• **About this task**
Show every line of the records below that contains the word "icon".

┄┄┄┄┄┄┄┄┄┄

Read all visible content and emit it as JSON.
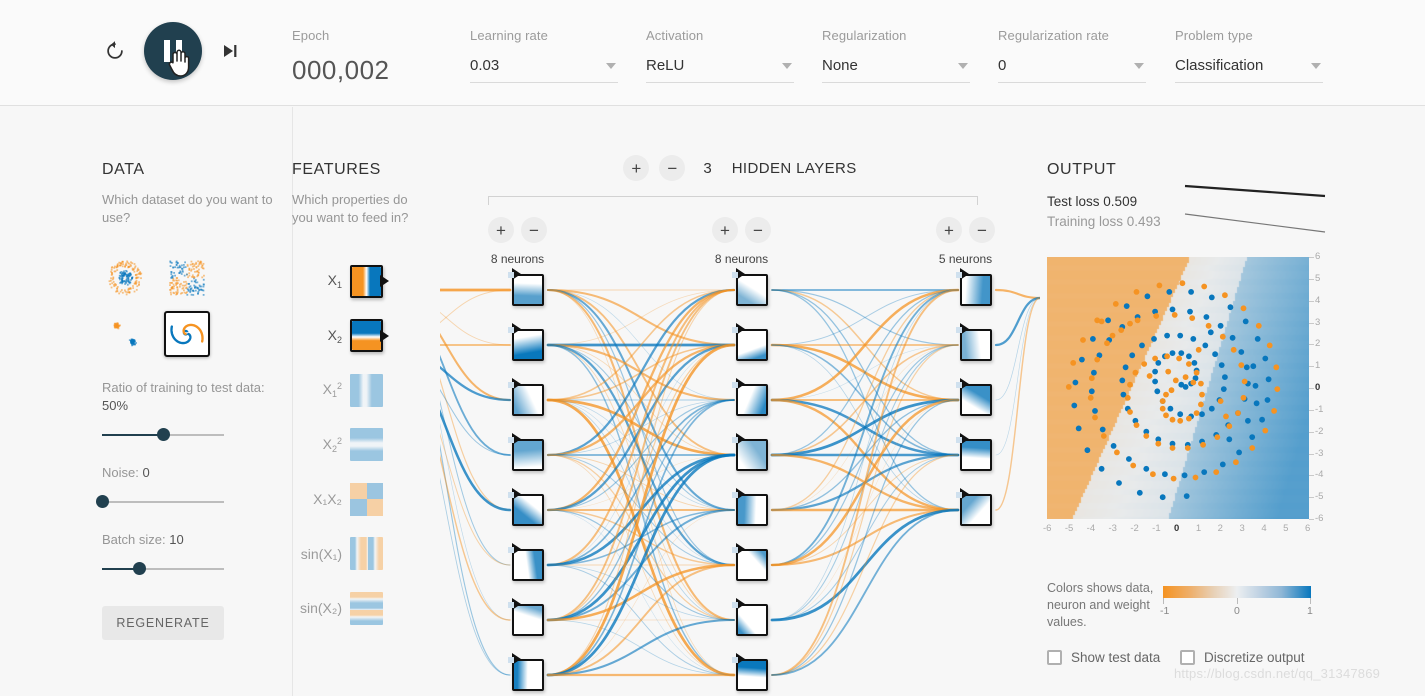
{
  "toolbar": {
    "reset_icon": "reset-icon",
    "play_pause_icon": "pause-icon",
    "step_icon": "step-forward-icon",
    "epoch_label": "Epoch",
    "epoch_value": "000,002",
    "controls": [
      {
        "label": "Learning rate",
        "value": "0.03",
        "name": "learning-rate"
      },
      {
        "label": "Activation",
        "value": "ReLU",
        "name": "activation"
      },
      {
        "label": "Regularization",
        "value": "None",
        "name": "regularization"
      },
      {
        "label": "Regularization rate",
        "value": "0",
        "name": "regularization-rate"
      },
      {
        "label": "Problem type",
        "value": "Classification",
        "name": "problem-type"
      }
    ]
  },
  "data_panel": {
    "title": "DATA",
    "subtitle": "Which dataset do you want to use?",
    "datasets": [
      {
        "name": "circle",
        "selected": false
      },
      {
        "name": "exclusive-or",
        "selected": false
      },
      {
        "name": "gaussian",
        "selected": false
      },
      {
        "name": "spiral",
        "selected": true
      }
    ],
    "ratio_label": "Ratio of training to test data:",
    "ratio_value": "50%",
    "ratio_pct": 50,
    "noise_label": "Noise:",
    "noise_value": "0",
    "noise_pct": 0,
    "batch_label": "Batch size:",
    "batch_value": "10",
    "batch_pct": 30,
    "regenerate_label": "REGENERATE"
  },
  "features_panel": {
    "title": "FEATURES",
    "subtitle": "Which properties do you want to feed in?",
    "features": [
      {
        "label": "X",
        "sub": "1",
        "sup": "",
        "active": true
      },
      {
        "label": "X",
        "sub": "2",
        "sup": "",
        "active": true
      },
      {
        "label": "X",
        "sub": "1",
        "sup": "2",
        "active": false
      },
      {
        "label": "X",
        "sub": "2",
        "sup": "2",
        "active": false
      },
      {
        "label": "X₁X₂",
        "sub": "",
        "sup": "",
        "active": false
      },
      {
        "label": "sin(X₁)",
        "sub": "",
        "sup": "",
        "active": false
      },
      {
        "label": "sin(X₂)",
        "sub": "",
        "sup": "",
        "active": false
      }
    ]
  },
  "network": {
    "add_layer_label": "+",
    "remove_layer_label": "−",
    "hidden_layer_count": "3",
    "hidden_layers_label": "HIDDEN LAYERS",
    "layers": [
      {
        "neurons": 8,
        "neuron_label": "8 neurons"
      },
      {
        "neurons": 8,
        "neuron_label": "8 neurons"
      },
      {
        "neurons": 5,
        "neuron_label": "5 neurons"
      }
    ]
  },
  "output_panel": {
    "title": "OUTPUT",
    "test_loss_label": "Test loss",
    "test_loss_value": "0.509",
    "training_loss_label": "Training loss",
    "training_loss_value": "0.493",
    "x_ticks": [
      "-6",
      "-5",
      "-4",
      "-3",
      "-2",
      "-1",
      "0",
      "1",
      "2",
      "3",
      "4",
      "5",
      "6"
    ],
    "y_ticks": [
      "6",
      "5",
      "4",
      "3",
      "2",
      "1",
      "0",
      "-1",
      "-2",
      "-3",
      "-4",
      "-5",
      "-6"
    ],
    "legend_text": "Colors shows data, neuron and weight values.",
    "gradient_min": "-1",
    "gradient_mid": "0",
    "gradient_max": "1",
    "show_test_data_label": "Show test data",
    "discretize_output_label": "Discretize output",
    "show_test_data_checked": false,
    "discretize_output_checked": false
  },
  "colors": {
    "negative": "#f59322",
    "positive": "#0877bd",
    "neutral": "#e8eaeb",
    "accent_dark": "#21404f"
  },
  "watermark": "https://blog.csdn.net/qq_31347869",
  "chart_data": {
    "type": "scatter",
    "title": "Output decision boundary (spiral dataset)",
    "xlabel": "",
    "ylabel": "",
    "xlim": [
      -6,
      6
    ],
    "ylim": [
      -6,
      6
    ],
    "grid": false,
    "legend": "none",
    "series": [
      {
        "name": "class-positive-blue",
        "color": "#0877bd",
        "points": [
          [
            0.35,
            0.05
          ],
          [
            0.6,
            0.2
          ],
          [
            0.8,
            0.45
          ],
          [
            0.85,
            0.8
          ],
          [
            0.75,
            1.15
          ],
          [
            0.5,
            1.45
          ],
          [
            0.15,
            1.6
          ],
          [
            -0.25,
            1.6
          ],
          [
            -0.6,
            1.45
          ],
          [
            -0.9,
            1.15
          ],
          [
            -1.05,
            0.75
          ],
          [
            -1.05,
            0.3
          ],
          [
            -0.95,
            -0.15
          ],
          [
            -0.7,
            -0.6
          ],
          [
            -0.35,
            -0.95
          ],
          [
            0.1,
            -1.2
          ],
          [
            0.6,
            -1.3
          ],
          [
            1.1,
            -1.2
          ],
          [
            1.55,
            -0.95
          ],
          [
            1.9,
            -0.55
          ],
          [
            2.1,
            -0.05
          ],
          [
            2.15,
            0.5
          ],
          [
            2.0,
            1.05
          ],
          [
            1.7,
            1.55
          ],
          [
            1.25,
            1.95
          ],
          [
            0.7,
            2.25
          ],
          [
            0.1,
            2.4
          ],
          [
            -0.5,
            2.4
          ],
          [
            -1.1,
            2.25
          ],
          [
            -1.65,
            1.95
          ],
          [
            -2.1,
            1.5
          ],
          [
            -2.4,
            0.95
          ],
          [
            -2.55,
            0.35
          ],
          [
            -2.5,
            -0.3
          ],
          [
            -2.3,
            -0.95
          ],
          [
            -1.95,
            -1.5
          ],
          [
            -1.45,
            -2.0
          ],
          [
            -0.9,
            -2.35
          ],
          [
            -0.25,
            -2.55
          ],
          [
            0.45,
            -2.6
          ],
          [
            1.1,
            -2.45
          ],
          [
            1.75,
            -2.15
          ],
          [
            2.3,
            -1.7
          ],
          [
            2.75,
            -1.15
          ],
          [
            3.05,
            -0.5
          ],
          [
            3.2,
            0.2
          ],
          [
            3.15,
            0.95
          ],
          [
            2.9,
            1.65
          ],
          [
            2.5,
            2.3
          ],
          [
            1.95,
            2.85
          ],
          [
            1.3,
            3.25
          ],
          [
            0.55,
            3.5
          ],
          [
            -0.25,
            3.6
          ],
          [
            -1.05,
            3.5
          ],
          [
            -1.85,
            3.25
          ],
          [
            -2.55,
            2.8
          ],
          [
            -3.15,
            2.2
          ],
          [
            -3.6,
            1.5
          ],
          [
            -3.85,
            0.7
          ],
          [
            -3.95,
            -0.15
          ],
          [
            -3.8,
            -1.05
          ],
          [
            -3.45,
            -1.9
          ],
          [
            -2.95,
            -2.65
          ],
          [
            -2.25,
            -3.25
          ],
          [
            -1.45,
            -3.7
          ],
          [
            -0.6,
            -3.95
          ],
          [
            0.3,
            -4.0
          ],
          [
            1.2,
            -3.85
          ],
          [
            2.05,
            -3.5
          ],
          [
            2.8,
            -2.95
          ],
          [
            3.4,
            -2.25
          ],
          [
            3.85,
            -1.45
          ],
          [
            4.1,
            -0.55
          ],
          [
            4.15,
            0.4
          ],
          [
            4.0,
            1.35
          ],
          [
            3.65,
            2.25
          ],
          [
            3.1,
            3.05
          ],
          [
            2.4,
            3.7
          ],
          [
            1.55,
            4.15
          ],
          [
            0.6,
            4.4
          ],
          [
            -0.4,
            4.4
          ],
          [
            -1.4,
            4.2
          ],
          [
            -2.35,
            3.75
          ],
          [
            -3.2,
            3.1
          ],
          [
            -3.9,
            2.25
          ],
          [
            -4.4,
            1.3
          ],
          [
            -4.7,
            0.25
          ],
          [
            -4.75,
            -0.8
          ],
          [
            -4.55,
            -1.85
          ],
          [
            -4.15,
            -2.85
          ],
          [
            -3.5,
            -3.7
          ],
          [
            -2.7,
            -4.35
          ],
          [
            -1.75,
            -4.8
          ],
          [
            -0.7,
            -5.0
          ],
          [
            0.4,
            -4.95
          ],
          [
            0.15,
            0.15
          ],
          [
            3.55,
            0.1
          ],
          [
            3.6,
            -0.7
          ],
          [
            3.45,
            1.0
          ],
          [
            3.2,
            -1.5
          ],
          [
            2.35,
            -2.35
          ],
          [
            1.5,
            2.55
          ]
        ]
      },
      {
        "name": "class-negative-orange",
        "color": "#f59322",
        "points": [
          [
            -0.3,
            -0.1
          ],
          [
            -0.55,
            -0.3
          ],
          [
            -0.7,
            -0.6
          ],
          [
            -0.7,
            -0.95
          ],
          [
            -0.55,
            -1.25
          ],
          [
            -0.25,
            -1.45
          ],
          [
            0.1,
            -1.5
          ],
          [
            0.5,
            -1.4
          ],
          [
            0.85,
            -1.15
          ],
          [
            1.05,
            -0.75
          ],
          [
            1.1,
            -0.3
          ],
          [
            1.05,
            0.2
          ],
          [
            0.85,
            0.7
          ],
          [
            0.5,
            1.1
          ],
          [
            0.05,
            1.35
          ],
          [
            -0.5,
            1.45
          ],
          [
            -1.05,
            1.35
          ],
          [
            -1.55,
            1.1
          ],
          [
            -1.95,
            0.7
          ],
          [
            -2.2,
            0.15
          ],
          [
            -2.3,
            -0.45
          ],
          [
            -2.2,
            -1.1
          ],
          [
            -1.9,
            -1.7
          ],
          [
            -1.45,
            -2.2
          ],
          [
            -0.9,
            -2.55
          ],
          [
            -0.25,
            -2.75
          ],
          [
            0.45,
            -2.75
          ],
          [
            1.15,
            -2.6
          ],
          [
            1.8,
            -2.25
          ],
          [
            2.35,
            -1.75
          ],
          [
            2.75,
            -1.15
          ],
          [
            3.0,
            -0.45
          ],
          [
            3.05,
            0.3
          ],
          [
            2.9,
            1.05
          ],
          [
            2.55,
            1.75
          ],
          [
            2.05,
            2.35
          ],
          [
            1.4,
            2.85
          ],
          [
            0.65,
            3.2
          ],
          [
            -0.15,
            3.35
          ],
          [
            -1.0,
            3.3
          ],
          [
            -1.85,
            3.1
          ],
          [
            -2.6,
            2.65
          ],
          [
            -3.25,
            2.05
          ],
          [
            -3.7,
            1.3
          ],
          [
            -3.95,
            0.45
          ],
          [
            -4.0,
            -0.45
          ],
          [
            -3.8,
            -1.35
          ],
          [
            -3.4,
            -2.2
          ],
          [
            -2.8,
            -2.95
          ],
          [
            -2.05,
            -3.55
          ],
          [
            -1.15,
            -3.95
          ],
          [
            -0.2,
            -4.15
          ],
          [
            0.8,
            -4.1
          ],
          [
            1.75,
            -3.85
          ],
          [
            2.65,
            -3.4
          ],
          [
            3.4,
            -2.75
          ],
          [
            4.0,
            -1.95
          ],
          [
            4.4,
            -1.05
          ],
          [
            4.55,
            -0.05
          ],
          [
            4.5,
            0.95
          ],
          [
            4.2,
            1.95
          ],
          [
            3.7,
            2.85
          ],
          [
            3.0,
            3.65
          ],
          [
            2.15,
            4.25
          ],
          [
            1.2,
            4.65
          ],
          [
            0.2,
            4.8
          ],
          [
            -0.85,
            4.7
          ],
          [
            -1.9,
            4.4
          ],
          [
            -2.85,
            3.85
          ],
          [
            -3.7,
            3.1
          ],
          [
            -4.35,
            2.2
          ],
          [
            -4.8,
            1.15
          ],
          [
            -5.0,
            0.05
          ],
          [
            -0.1,
            0.35
          ],
          [
            0.35,
            0.5
          ],
          [
            0.7,
            0.25
          ],
          [
            -3.5,
            3.05
          ],
          [
            -2.2,
            2.95
          ],
          [
            -3.0,
            2.4
          ],
          [
            1.95,
            -0.6
          ],
          [
            2.2,
            -1.3
          ],
          [
            -0.45,
            0.75
          ],
          [
            -1.3,
            0.55
          ],
          [
            0.95,
            1.75
          ]
        ]
      }
    ],
    "background": {
      "description": "decision boundary heatmap: orange region on upper-left, light blue wedge on right, pale neutral in center",
      "negative_color": "#f0dcc8",
      "positive_color": "#c8dcee",
      "neutral_color": "#eceff1"
    }
  },
  "loss_curve": {
    "type": "line",
    "series": [
      {
        "name": "test-loss",
        "color": "#222",
        "values": [
          0.53,
          0.509
        ]
      },
      {
        "name": "training-loss",
        "color": "#777",
        "values": [
          0.515,
          0.493
        ]
      }
    ],
    "x": [
      0,
      2
    ]
  }
}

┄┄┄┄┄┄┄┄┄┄

• **Solution to the exercise**
    "reset_icon": "reset-icon",
    "play_pause_icon": "pause-icon",
    "step_icon": "step-forward-icon",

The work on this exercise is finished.